The Life of Birds is an 8 episode BBC nature documentary series that ran in 1998. It is one of the predecessors to smash nature docs like Planet Earth and Life and for bird people it's a must watch. In fact, if you're reading this and you haven't watched The Life of Birds I highly recommend you stop reading and do it now. It appears to be on youtube, but you could also just, you know, buy it.
Like the other documentary series mentioned above, it is narrated by naturalist and great man David Attentborough. Unlike those, Sir Attenborough wrote and 'starred' in it. You see, The Life of Birds belongs to a somewhat different era of documentary film making- one where the naturalist is front and center.
Watching this show you really get a great sense of the man- his endless wonder at nature, his enthusiasm for science, and his kindness towards the animals are all evident. David Attenborough is not only the pioneer of the modern nature documentary, he's the bridge between the old way of doing things and the new. He might be a giant in the field, but here he's also very much a human.
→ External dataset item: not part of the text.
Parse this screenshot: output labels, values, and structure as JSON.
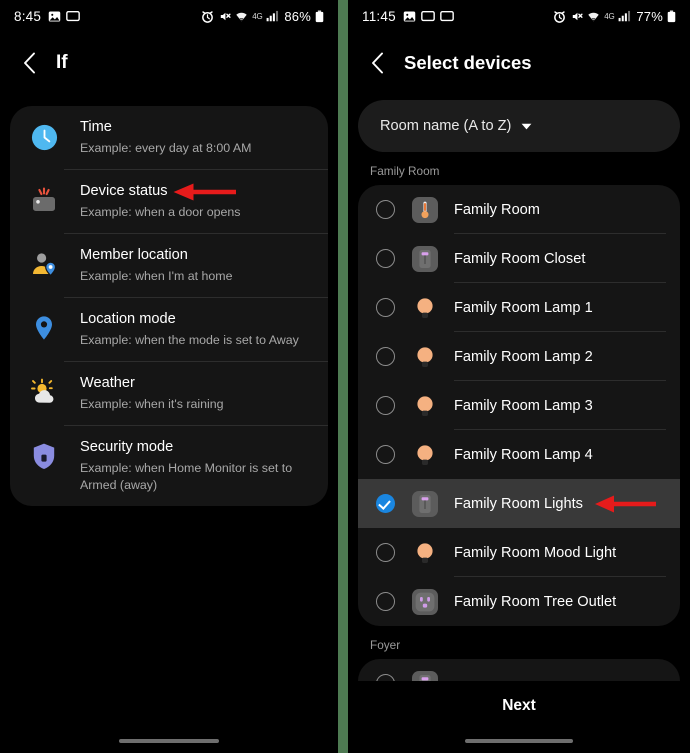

An adorable human.
Even without the presence of D. AttenB, the Life of Birds series would be a delight. To convince you, my viewing audience, I've made some .gifs just from the first few episodes. It really is a remarkable series, especially if you're used to the more slickly produced recent BBC nature offerings. You can see the beginnings of an incredible machine. These shows are notable not only for the high investment of time and effort into getting the best shots, but for their pioneering of new technology, both computer and camera.
For a series nearly 20 years old now, sometimes that ends up looking a little silly, but always in an utterly charming way, interspersed with some still top-notch footage and info about birds. Today's .gifs obviously focused on the man himself, but next time we'll take a look at some of the more impressive specimens on display. Tune in next week for more birds.gif and assorted other amateurnithology.